The year 2020 was replete in firsts within many categories, such as telecommuting, job sharing or working from home environments. However, a great number of businesses are finding that their employees enjoy the flexibility of job sharing and/or working from home or telecommuting and want to keep utilizing that unique working arrangement. Many businesses are open to incorporating a flexible work week as a normal practice, but want to do so without losing efficiency.
Driving to an office, working your set hours and then driving home has been the norm. In 2020 especially, flexible working arrangements had to be employed in order to get work done safely. Now that businesses have the option of inviting their employees back to the office full time, many business owners and employers alike are seeing the benefit that a flexible work environment offers. The concern for both is in making sure work can be done effectively and efficiently.
Define Non-Traditional Working Arrangements
Before delving into the topic of flexible work environment and how to remain efficient, let’s consider the most common alternative working arrangements:
Telecommuting or Remote Work

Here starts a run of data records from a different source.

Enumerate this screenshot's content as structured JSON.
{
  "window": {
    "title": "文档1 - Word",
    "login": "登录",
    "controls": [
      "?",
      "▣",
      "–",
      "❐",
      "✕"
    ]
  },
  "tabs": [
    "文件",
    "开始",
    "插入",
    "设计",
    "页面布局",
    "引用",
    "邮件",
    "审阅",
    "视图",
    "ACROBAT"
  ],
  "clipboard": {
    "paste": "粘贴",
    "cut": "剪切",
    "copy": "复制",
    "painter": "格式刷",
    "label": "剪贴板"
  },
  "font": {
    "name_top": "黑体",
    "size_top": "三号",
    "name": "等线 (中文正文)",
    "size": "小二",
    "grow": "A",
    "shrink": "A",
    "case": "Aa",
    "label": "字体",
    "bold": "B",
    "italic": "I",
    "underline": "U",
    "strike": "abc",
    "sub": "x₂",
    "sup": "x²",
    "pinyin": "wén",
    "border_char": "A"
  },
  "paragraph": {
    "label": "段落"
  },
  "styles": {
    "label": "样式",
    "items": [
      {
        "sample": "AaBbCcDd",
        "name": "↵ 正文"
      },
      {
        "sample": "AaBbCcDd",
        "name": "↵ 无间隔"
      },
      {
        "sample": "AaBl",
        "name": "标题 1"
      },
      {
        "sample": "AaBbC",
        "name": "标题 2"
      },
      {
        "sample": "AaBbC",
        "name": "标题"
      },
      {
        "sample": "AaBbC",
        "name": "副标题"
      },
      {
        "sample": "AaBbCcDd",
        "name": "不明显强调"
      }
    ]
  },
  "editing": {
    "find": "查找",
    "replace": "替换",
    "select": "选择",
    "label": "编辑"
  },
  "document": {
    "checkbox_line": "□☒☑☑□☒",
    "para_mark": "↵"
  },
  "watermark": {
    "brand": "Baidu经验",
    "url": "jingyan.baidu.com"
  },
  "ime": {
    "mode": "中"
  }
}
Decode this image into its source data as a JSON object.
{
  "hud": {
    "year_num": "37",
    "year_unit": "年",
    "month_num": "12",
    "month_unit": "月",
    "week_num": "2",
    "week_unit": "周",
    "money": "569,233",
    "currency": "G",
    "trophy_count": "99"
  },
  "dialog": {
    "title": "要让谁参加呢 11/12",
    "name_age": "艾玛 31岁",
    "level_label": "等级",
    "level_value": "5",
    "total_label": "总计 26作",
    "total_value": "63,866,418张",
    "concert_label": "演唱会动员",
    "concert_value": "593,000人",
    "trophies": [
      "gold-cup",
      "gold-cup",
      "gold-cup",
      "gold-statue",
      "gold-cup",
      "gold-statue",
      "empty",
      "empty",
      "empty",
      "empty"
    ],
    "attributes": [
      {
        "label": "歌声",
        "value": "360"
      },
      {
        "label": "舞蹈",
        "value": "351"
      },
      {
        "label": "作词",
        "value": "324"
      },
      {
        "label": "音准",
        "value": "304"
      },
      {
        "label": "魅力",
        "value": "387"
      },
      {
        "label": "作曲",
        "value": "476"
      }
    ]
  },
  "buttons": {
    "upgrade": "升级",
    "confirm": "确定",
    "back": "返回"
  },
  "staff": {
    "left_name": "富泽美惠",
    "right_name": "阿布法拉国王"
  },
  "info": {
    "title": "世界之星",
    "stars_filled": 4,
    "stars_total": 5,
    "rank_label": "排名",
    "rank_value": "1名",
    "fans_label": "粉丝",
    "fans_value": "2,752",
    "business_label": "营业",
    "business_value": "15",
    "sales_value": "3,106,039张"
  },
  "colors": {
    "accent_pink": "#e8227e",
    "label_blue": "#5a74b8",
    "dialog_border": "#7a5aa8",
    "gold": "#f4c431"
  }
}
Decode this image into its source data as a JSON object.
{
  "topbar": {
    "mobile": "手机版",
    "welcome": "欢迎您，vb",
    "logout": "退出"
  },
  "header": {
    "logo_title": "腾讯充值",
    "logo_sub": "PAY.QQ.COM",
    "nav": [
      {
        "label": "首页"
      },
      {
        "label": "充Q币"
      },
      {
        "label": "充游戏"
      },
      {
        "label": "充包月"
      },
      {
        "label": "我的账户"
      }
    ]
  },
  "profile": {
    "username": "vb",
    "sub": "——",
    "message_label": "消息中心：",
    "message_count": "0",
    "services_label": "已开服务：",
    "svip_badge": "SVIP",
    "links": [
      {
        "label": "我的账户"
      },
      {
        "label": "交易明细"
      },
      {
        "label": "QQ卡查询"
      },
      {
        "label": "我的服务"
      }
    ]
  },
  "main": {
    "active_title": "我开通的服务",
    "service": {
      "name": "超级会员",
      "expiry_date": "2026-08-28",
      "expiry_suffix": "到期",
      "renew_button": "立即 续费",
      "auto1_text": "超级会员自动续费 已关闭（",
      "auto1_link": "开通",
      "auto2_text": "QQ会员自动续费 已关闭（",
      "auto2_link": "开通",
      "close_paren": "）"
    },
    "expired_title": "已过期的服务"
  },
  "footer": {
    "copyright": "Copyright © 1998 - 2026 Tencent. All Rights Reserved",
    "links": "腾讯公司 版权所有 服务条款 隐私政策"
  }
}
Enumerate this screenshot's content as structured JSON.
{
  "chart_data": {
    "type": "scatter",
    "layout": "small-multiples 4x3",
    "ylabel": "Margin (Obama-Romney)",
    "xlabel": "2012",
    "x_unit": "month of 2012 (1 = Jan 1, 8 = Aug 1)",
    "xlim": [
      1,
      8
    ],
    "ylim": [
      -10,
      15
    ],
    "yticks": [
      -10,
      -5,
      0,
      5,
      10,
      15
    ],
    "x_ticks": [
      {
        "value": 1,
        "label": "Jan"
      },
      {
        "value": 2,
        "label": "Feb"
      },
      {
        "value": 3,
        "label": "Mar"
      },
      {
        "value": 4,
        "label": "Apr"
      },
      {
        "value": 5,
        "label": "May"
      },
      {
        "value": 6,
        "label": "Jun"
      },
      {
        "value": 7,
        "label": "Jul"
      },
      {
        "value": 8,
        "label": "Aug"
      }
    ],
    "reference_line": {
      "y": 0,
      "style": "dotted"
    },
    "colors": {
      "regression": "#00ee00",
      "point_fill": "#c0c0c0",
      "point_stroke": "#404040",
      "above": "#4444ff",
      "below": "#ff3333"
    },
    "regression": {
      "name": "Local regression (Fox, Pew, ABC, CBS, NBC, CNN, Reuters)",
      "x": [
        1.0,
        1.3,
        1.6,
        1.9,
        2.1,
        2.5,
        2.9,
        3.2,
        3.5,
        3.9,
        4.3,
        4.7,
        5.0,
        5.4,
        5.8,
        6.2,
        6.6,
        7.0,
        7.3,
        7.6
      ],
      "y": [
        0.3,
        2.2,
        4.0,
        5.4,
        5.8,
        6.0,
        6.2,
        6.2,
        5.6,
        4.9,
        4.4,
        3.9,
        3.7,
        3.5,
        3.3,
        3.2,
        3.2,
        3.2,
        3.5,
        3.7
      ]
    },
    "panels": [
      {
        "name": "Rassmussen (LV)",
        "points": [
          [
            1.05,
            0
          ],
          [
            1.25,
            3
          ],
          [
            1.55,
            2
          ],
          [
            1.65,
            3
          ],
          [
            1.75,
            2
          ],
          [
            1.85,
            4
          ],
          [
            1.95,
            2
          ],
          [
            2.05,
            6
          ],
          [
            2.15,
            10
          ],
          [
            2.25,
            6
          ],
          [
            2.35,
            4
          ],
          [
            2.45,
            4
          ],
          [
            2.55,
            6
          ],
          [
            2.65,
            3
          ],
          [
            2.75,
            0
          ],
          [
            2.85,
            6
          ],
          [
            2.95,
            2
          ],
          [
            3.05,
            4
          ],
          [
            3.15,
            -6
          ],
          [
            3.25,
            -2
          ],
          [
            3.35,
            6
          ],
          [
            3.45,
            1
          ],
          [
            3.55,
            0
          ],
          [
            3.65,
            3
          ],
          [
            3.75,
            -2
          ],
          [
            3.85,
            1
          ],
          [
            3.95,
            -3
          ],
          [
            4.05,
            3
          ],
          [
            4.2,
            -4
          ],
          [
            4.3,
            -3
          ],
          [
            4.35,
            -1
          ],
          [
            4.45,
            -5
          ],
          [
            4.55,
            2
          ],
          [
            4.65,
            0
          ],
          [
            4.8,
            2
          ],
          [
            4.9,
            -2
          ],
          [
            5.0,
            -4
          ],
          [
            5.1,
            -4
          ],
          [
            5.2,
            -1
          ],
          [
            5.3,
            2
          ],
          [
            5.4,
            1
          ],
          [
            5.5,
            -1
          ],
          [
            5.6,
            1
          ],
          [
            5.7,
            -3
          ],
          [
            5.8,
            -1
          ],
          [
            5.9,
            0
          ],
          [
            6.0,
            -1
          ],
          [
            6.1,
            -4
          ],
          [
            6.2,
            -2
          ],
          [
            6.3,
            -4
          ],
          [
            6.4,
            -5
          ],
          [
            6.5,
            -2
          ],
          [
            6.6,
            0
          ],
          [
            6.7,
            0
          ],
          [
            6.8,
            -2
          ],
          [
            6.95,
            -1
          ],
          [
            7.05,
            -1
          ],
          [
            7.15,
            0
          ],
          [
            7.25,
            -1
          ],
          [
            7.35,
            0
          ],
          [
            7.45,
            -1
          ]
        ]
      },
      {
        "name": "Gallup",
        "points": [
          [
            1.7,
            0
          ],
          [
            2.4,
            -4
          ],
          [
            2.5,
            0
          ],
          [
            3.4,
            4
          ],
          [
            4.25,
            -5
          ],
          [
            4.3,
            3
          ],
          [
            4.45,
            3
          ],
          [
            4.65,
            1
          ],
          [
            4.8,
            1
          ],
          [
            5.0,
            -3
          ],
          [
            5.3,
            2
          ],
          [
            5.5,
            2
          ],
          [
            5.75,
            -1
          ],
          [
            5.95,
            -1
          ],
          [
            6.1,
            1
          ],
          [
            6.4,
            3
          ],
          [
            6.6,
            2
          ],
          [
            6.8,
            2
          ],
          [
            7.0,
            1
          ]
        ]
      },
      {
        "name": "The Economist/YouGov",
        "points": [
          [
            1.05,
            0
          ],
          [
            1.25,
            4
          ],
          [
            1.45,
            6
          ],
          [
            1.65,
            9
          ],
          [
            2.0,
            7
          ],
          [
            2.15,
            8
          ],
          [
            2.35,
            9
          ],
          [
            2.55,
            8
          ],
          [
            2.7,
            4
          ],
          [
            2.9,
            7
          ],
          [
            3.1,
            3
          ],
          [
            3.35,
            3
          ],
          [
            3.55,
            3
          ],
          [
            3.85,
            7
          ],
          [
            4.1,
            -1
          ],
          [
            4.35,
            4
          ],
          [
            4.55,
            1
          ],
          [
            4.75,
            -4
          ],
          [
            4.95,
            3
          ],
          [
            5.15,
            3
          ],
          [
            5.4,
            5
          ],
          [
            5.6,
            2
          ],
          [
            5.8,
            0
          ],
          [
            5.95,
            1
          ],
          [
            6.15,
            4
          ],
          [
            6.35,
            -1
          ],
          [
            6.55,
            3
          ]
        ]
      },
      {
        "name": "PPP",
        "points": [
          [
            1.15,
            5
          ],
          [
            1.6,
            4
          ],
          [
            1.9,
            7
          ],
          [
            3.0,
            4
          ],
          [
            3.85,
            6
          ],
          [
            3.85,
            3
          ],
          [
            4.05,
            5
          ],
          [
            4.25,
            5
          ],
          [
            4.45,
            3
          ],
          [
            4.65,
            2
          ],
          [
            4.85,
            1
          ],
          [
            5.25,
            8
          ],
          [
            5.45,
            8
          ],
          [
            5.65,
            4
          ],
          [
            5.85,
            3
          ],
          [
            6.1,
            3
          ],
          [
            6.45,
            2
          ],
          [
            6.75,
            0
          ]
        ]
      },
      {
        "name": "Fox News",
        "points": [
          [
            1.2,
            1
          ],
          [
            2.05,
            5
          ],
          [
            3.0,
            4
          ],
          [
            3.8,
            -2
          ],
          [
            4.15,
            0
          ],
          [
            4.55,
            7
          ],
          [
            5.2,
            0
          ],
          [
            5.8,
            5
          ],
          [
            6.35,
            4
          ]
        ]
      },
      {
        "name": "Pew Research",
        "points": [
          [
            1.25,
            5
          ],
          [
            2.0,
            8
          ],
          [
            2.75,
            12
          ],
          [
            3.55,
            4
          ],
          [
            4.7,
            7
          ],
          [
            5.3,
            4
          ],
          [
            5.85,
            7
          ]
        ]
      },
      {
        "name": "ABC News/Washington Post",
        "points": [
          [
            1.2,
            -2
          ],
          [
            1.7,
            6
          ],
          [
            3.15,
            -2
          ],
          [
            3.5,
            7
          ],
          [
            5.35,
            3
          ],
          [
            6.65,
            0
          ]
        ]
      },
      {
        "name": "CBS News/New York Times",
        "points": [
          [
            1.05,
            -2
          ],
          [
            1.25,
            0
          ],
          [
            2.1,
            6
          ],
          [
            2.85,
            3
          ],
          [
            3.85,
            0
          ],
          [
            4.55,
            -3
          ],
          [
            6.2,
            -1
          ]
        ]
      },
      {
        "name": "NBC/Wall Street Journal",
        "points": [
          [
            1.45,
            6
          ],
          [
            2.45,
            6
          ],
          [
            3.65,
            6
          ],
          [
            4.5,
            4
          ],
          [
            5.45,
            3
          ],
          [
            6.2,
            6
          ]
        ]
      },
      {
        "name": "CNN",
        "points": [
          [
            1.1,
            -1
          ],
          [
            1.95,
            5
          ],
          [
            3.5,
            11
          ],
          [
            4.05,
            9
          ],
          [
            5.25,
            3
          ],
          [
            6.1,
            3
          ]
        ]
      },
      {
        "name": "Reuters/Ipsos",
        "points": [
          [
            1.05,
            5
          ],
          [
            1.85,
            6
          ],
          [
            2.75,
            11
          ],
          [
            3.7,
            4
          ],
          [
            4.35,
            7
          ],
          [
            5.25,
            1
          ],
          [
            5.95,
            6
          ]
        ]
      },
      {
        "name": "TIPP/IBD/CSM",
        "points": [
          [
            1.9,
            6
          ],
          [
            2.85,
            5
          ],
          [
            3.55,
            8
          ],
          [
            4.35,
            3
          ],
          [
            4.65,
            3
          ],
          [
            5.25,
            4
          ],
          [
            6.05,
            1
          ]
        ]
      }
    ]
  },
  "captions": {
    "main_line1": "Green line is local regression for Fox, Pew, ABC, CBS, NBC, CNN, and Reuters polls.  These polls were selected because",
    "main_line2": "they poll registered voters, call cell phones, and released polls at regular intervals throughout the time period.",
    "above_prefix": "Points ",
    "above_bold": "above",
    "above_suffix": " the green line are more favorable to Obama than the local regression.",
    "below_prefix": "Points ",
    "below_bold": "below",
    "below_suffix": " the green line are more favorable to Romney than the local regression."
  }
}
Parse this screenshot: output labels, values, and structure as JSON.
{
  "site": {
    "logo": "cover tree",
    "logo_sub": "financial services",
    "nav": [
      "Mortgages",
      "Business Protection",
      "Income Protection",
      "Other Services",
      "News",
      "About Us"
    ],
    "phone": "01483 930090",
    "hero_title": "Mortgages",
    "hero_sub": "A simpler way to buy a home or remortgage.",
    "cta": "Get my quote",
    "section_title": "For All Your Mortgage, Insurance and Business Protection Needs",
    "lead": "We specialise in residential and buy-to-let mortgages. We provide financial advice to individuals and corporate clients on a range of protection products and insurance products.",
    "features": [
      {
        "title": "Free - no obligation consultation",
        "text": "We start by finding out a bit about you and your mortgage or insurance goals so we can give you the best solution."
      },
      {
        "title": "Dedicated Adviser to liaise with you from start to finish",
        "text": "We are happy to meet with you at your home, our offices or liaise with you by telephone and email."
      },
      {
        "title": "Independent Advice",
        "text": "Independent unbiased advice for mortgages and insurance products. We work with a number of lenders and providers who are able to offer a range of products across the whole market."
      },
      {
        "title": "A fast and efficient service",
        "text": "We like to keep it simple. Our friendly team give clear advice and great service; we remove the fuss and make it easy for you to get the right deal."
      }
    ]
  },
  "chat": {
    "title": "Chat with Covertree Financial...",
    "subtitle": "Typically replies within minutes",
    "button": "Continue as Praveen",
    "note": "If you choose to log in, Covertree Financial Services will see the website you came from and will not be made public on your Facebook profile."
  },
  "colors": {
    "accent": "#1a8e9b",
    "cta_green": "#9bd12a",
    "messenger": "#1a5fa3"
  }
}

This allows your employees to work from home or on the road or in a satellite location during scheduled hours for all or part of their regular workweek. Not all positions are suitable for this arrangement. In most cases, jobs that are well suited for telecommuting are jobs with clearly defined tasks, minimal equipment requirements, measurable work activities, identifiable time frames for job objections and do not require much or any supervision. You should take into consideration an employees’ ability to perform, job knowledge, ability to self-disciple, time management skills and organizational skills when determining if telecommuting is a viable option for them personally. Each telecommuting arrangement must be agreed upon by both yourself as an employer and the employee.
This is when two employees share a job, with both of them working part-time hours to make up one full-time position. The important aspect of this alternative job arrangement is that the two employees sharing the job coordinate their job responsibilities to make sure all work that is their shared responsibility is completed in a timely manner and within a pre-appointed schedule.
Alternative Workday Schedules
This alternative workday option allows employees to work alternative workweek schedules. In other words, they could work four days during their workweek but work 10-hour days, instead of a typical eight-hour, five-day workweek. This alternative schedule should be approved by you as the employer and laid out for the employee.
With this option for flexibility, a worker still works a typical eight-hour workday, five days a week. However, the starting and ending time is up to them. For example, an employee might start work early in the morning, then leave for the afternoon to attend to a family issue, then come back and finish the rest of their work day through the evening.
How to Incorporate a Flexible Work Week Without Losing Efficiency
Obviously, as an employer, your goal is to remain efficient, keeping your employees doing their duties as assigned in a timely manner. However, you also want to be flexible and allow them some alternative options to the standard eight-hour in-person workday. To ensure that you keep your efficiency level up, though, while incorporating the flexibility of an alternative work schedule, consider the following points:
Know It Doesn’t Always Work, But When It Does - It Can be an Asset
In some cases, for some employees, an alternative work schedule simply won’t work. Either they are not self-disciplined enough to stay on task when away from the office, or the job itself is simply not conducive to at-home work. However, sometimes it will work extremely well. When it does work, it can be a great benefit to offer new employees or to keep existing employees as it is a great retention incentive. It can make employees trusted and respected when they are given this kind of flexibility!
Communicate, Communicate, Communicate
Make sure whatever alternative schedule you and your employee come up with is agreed upon and communicated about in length. It’s also good to document the exchange, so you know you are both on the same page in terms of expectations for this new arrangement. Then, have regular check-ins scheduled to showcase progress.
Train if Needed
If an employee wants to enter into a new alternative schedule but needs to understand some things about the job first, don’t hesitate to train them for the task at hand. Remember, this arrangement can be advantageous for you as an employer so don’t shy away from it if training is the only thing standing in the way.
Flexible Work Week Can be Fantastic
In actuality, a flexible workweek can help you and your employees, so don’t be afraid to embrace it! Contact TPC to learn more about flexible work options and how you can get started.